South Luangwa National Park in eastern Zambia is for amazing walking. Best Safari in Africa offers the opportunity to get up close to the wildlife of the park. It supports healthy antelope and elephant herds, along with several large lions. River-dwelling species like hippos and Nile crocodiles thrive here. And over 400 species of birds are also there in the area. South Luangwa is probably the best place to see wild leopards in Africa. The optimum time to visit depends on your priorities; birding is best in the rainy season but in the dry winter months, game viewing is best. At this time, in search of water, animals assemble on the banks of the Luangwa River.
Okavango Delta, Botswana
The Okavango Delta is a unique system of inland water where the Okavango River flows into the Kalahari Desert Basin. It supports an amazing variety of wildlife and swells and shrinks according to the annual rains throughout the year. A traditional canoe or mokoro is the most fun way to explore, and the best time to visit is during the annual flood. Confusingly, it coincides with the dry season from May to September. The animals of the Delta are now restricted to the flood-created islands. So, now, it has become easier to spot them. Highlights include huge herds of antelope and elephants, hippos, crocodiles, tigers, and cheetah as well. Many of the birds are rampant here.
Ngorongoro Conservation Area, Tanzania
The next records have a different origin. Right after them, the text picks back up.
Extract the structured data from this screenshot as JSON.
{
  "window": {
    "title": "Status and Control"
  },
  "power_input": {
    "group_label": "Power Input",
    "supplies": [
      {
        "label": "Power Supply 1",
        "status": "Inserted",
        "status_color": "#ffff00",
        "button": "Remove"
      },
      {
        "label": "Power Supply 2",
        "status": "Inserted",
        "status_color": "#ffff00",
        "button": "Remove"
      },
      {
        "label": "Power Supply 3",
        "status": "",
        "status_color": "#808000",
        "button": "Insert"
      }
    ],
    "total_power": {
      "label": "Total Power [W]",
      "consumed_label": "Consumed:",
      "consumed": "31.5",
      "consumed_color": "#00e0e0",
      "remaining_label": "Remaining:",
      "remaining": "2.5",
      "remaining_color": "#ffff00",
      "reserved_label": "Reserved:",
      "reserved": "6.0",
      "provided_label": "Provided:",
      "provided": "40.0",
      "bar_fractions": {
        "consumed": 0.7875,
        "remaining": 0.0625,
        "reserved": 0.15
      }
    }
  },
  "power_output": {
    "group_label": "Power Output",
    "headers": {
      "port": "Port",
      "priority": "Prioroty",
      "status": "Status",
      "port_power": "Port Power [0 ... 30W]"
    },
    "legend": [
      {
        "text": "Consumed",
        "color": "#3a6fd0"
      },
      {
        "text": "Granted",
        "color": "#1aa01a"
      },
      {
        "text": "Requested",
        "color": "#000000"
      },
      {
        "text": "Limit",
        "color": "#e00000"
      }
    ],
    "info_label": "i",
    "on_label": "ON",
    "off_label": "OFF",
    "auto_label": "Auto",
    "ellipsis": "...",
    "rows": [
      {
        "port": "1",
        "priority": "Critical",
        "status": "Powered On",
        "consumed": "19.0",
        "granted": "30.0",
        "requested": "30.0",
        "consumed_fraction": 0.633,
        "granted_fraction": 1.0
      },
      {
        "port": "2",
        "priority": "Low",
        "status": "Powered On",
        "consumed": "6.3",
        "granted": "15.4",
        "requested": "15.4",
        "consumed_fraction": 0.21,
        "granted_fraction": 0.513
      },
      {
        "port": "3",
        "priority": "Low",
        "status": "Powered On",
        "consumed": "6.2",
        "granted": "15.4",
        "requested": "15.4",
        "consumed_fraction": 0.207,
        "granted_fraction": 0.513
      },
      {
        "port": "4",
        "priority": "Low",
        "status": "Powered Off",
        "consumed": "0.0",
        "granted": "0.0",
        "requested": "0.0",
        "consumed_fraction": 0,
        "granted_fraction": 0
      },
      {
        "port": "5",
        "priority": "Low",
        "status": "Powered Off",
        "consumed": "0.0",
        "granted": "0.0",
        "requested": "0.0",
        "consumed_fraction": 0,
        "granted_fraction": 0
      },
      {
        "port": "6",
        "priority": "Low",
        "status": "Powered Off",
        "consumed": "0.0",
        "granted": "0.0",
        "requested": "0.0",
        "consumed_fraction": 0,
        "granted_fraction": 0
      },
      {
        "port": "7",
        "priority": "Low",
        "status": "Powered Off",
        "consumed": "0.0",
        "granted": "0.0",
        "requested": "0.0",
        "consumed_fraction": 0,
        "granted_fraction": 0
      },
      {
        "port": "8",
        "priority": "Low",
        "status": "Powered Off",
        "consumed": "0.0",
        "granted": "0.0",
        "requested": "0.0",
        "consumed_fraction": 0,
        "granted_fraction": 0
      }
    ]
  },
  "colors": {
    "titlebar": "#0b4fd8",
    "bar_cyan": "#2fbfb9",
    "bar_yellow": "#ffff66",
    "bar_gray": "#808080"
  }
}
The largest unflooded and unbroken caldera in the world makes the Ngorongoro Conservation exceptional. For countless wildlife species, this vast depression acts as a natural enclosure. Highlights range from a healthy black rhino population to some of the continent’s biggest tusker elephants. There are also huge flocks of rose-colored flamingos in the lake at the center of the crater, whereas Maasai tribes still live in the conservation area. The Olduvai Gorge has greatly contributed to our understanding of human evolution, is another unmissable attraction.
Bwindi Impenetrable National Park, Uganda
Bwindi Impenetrable National Park is located on the bottom of the historic Rift Valley in southwestern Uganda. This dense rainforest is home to almost half of the world’s mountain Gorillas population. They have become a critically endangered subspecies with just over 1,000 left in the wild. You can track the normal Gorilla groups in the park on foot here. This allows you to come face-to-face with these great apes. Gorilla trekking permits are required and must be reserved well in advance. Chimpanzees, baboons and other mammals, including elephants and antelopes, are also there in the forest. With more than 20 endemic species, its bird life is similarly diverse.
Hwange National Park, Zimbabwe
Zimbabwe’s Hwange National Park occupies in the west of the country some 5,655 square miles/14,650 square kilometers of property. It may be the least crowded of the large safari destinations in Southern Africa. Therefore, it allows for an improved sense of adventure and exploration. The elephant population of Hwange, like its large herds of buffalo, is legendary as well. Here, too, lions are often seen. Above all, due to the presence of several established packs, the park is one of the best places in the world to see the elusive African wild dog. Hwange’s private game lodges offer a variety of options. It is one of the Best Safaris in Africa, because ,it includes walking safaris, horseback safaris, and night safaris.
1.When is the best time to go on safari?
If it’s just a big game you’re after, pick the dry season, during this time animals come out to drink water and vegetation improves visibility. During rains, the forest is bursting into the grass, the herds are dispersing and some areas are unapproachable. But the rainy season too fetches baby mammals, better birdlife, elegant skies and fewer tourists.
2.What should a traveler bring with him on safari?
Lightweight, breathable clothing with sleeves and pants can be taken to protect after dark from bugs, plus boots, a hat and something comfortable for evenings. If you’re tracking on foot, pick white or neutral colors.
You will need binoculars because views can be distant, and the birdlife of Africa will soon turn non-birders into ardent twitchers. Pack a flashlight as well to get around camp and spot wildlife after dark; replacement batteries as recharging is often impossible; and field guides for birds in particular.